Humboldt-University Berlin, Theoretical Biophysics Invalidenstrasse 42, D-10115 Berlin, Germany, E-mail: reinhart=heinrich@rz.hu-berlin.de
It is theoretically analyzed whether the structural design of cellular energy metabolism, in particular the design of glycolysis, may be explained by evolutionary optimization principles. Using kinetic and thermodynamic principles conclusions are derived concerning the stoichiometry of these pathways in states of high ATP production rate. In extensions to previous investigations [1] the concentrations of the adenine nucleotides are taken into account as variable quantities. This necessitates the consideration of an interaction of the ATP producing system with an external ATPase. A great variety of pathways is studied which differ in the number and the location of ATP consuming reactions, ATP producing reactions and reactions involving inorganic phosphate. The corresponding number of possible pathways may be calculated in an explicit manner as a function of the number of those reactions which do not couple to ATP or inorganic phosphate. The kinetics of the individual reactions are described by linear or bilinear functions of reactant concentrations and all rate equations are expressed in terms of equilibrium constants and characteristic times.

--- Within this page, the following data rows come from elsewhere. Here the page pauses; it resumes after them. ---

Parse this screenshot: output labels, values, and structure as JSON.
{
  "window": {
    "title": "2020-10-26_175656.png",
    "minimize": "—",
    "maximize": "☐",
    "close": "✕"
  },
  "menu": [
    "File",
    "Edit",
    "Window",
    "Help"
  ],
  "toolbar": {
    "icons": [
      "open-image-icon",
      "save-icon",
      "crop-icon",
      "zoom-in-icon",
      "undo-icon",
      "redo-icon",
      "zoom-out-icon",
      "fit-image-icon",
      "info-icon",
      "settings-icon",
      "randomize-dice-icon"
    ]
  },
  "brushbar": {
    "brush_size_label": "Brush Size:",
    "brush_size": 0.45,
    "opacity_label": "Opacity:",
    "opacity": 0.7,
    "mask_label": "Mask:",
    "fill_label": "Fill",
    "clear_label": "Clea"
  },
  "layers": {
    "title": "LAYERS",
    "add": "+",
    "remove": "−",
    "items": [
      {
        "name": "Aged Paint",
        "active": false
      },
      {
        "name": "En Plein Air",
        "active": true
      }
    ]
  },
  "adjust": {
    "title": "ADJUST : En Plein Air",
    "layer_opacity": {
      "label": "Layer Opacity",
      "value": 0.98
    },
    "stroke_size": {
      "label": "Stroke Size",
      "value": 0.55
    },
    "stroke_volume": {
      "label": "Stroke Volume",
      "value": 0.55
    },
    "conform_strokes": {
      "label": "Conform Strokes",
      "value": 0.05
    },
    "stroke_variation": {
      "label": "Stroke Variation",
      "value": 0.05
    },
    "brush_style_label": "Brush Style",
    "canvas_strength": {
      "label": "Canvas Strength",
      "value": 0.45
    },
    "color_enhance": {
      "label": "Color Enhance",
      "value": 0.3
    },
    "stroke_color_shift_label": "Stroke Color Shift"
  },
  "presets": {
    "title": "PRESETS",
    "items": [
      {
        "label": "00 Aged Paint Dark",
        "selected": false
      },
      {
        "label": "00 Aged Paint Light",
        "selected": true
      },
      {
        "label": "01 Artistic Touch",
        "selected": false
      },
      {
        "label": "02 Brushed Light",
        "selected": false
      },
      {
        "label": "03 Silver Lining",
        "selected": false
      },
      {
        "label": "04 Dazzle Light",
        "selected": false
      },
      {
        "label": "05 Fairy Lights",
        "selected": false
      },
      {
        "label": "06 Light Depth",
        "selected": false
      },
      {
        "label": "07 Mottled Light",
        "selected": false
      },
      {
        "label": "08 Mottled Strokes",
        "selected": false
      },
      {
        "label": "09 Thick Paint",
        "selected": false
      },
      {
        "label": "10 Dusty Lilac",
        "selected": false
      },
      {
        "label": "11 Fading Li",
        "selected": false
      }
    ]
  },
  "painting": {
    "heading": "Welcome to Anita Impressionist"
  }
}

The following results of the optimization are obtained: (i) The ATP production rate always increases if the ATP producing reactions are shifted as far as possible towards the end of system I; (ii) the optimal location of the ATP consuming reactions depend on the characteristic times of the participating reactions; (iii) some optimal stoichiometries show a close correspondance to contemporary standard glycolysis, that is, ATP consumption takes place in the upper part of the chain (hexokinase and phosphofructokinase) and ATP production in the lower part of the chain (phosphoglyceratekinase and pyruvatekinase); (iv) the optimal stoichiometry is characterized by a significant selective advantage; (v) the standard free energy profile of the pathway with an optimal stoichiometry differs significantly from the free energy profiles of nonoptimized pathways, vi) Genetic Algorithms are an efficient tool for the determination of the optimal reaction sequences, vii) flux control in optimized pathway differs significantly from that in nonoptimized pathways (for details see [2]).
  1. R. Heinrich, F. Montero, E. Klipp, T. G. Waddell, and E. MelŠ¹ndez - Hevia (1997) Theoretical Approaches to the Evolutionary Optimization of Glycolysis; Thermodynamic and Kinetic Constraints, Eur. J. Biochem., 243, 191-201.

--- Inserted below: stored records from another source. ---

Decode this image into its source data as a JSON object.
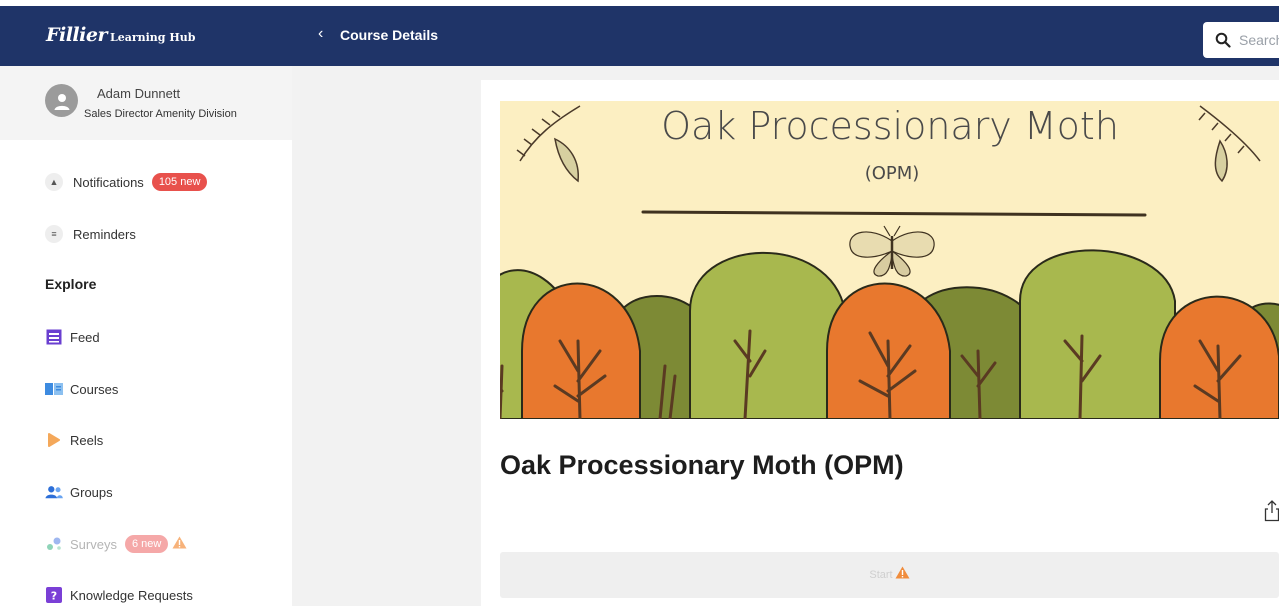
{
  "header": {
    "logo_text": "Fillier",
    "logo_sub": "Learning Hub",
    "title": "Course Details",
    "search_placeholder": "Search"
  },
  "user": {
    "name": "Adam Dunnett",
    "role": "Sales Director Amenity Division"
  },
  "sidebar": {
    "notifications": {
      "label": "Notifications",
      "badge": "105 new"
    },
    "reminders": {
      "label": "Reminders"
    },
    "explore_heading": "Explore",
    "items": [
      {
        "label": "Feed",
        "icon": "feed-icon"
      },
      {
        "label": "Courses",
        "icon": "book-icon"
      },
      {
        "label": "Reels",
        "icon": "reels-icon"
      },
      {
        "label": "Groups",
        "icon": "group-icon"
      },
      {
        "label": "Surveys",
        "icon": "survey-icon",
        "badge": "6 new"
      },
      {
        "label": "Knowledge Requests",
        "icon": "question-icon"
      }
    ]
  },
  "course": {
    "banner_title": "Oak Processionary Moth",
    "banner_subtitle": "(OPM)",
    "title": "Oak Processionary Moth (OPM)",
    "start_label": "Start"
  },
  "colors": {
    "header": "#1f3468",
    "badge": "#e8514c",
    "banner_bg": "#fcefc2",
    "tree_orange": "#e8782e",
    "tree_green": "#a8b84e",
    "tree_olive": "#7d8a35",
    "warning": "#f08c3c"
  }
}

  2. A. Stephani and R. Heinrich (1998) Kinetic and Thermodynamic Principles Determining the Structural Design of ATP Producing Systems, Bull Math.Biol., in press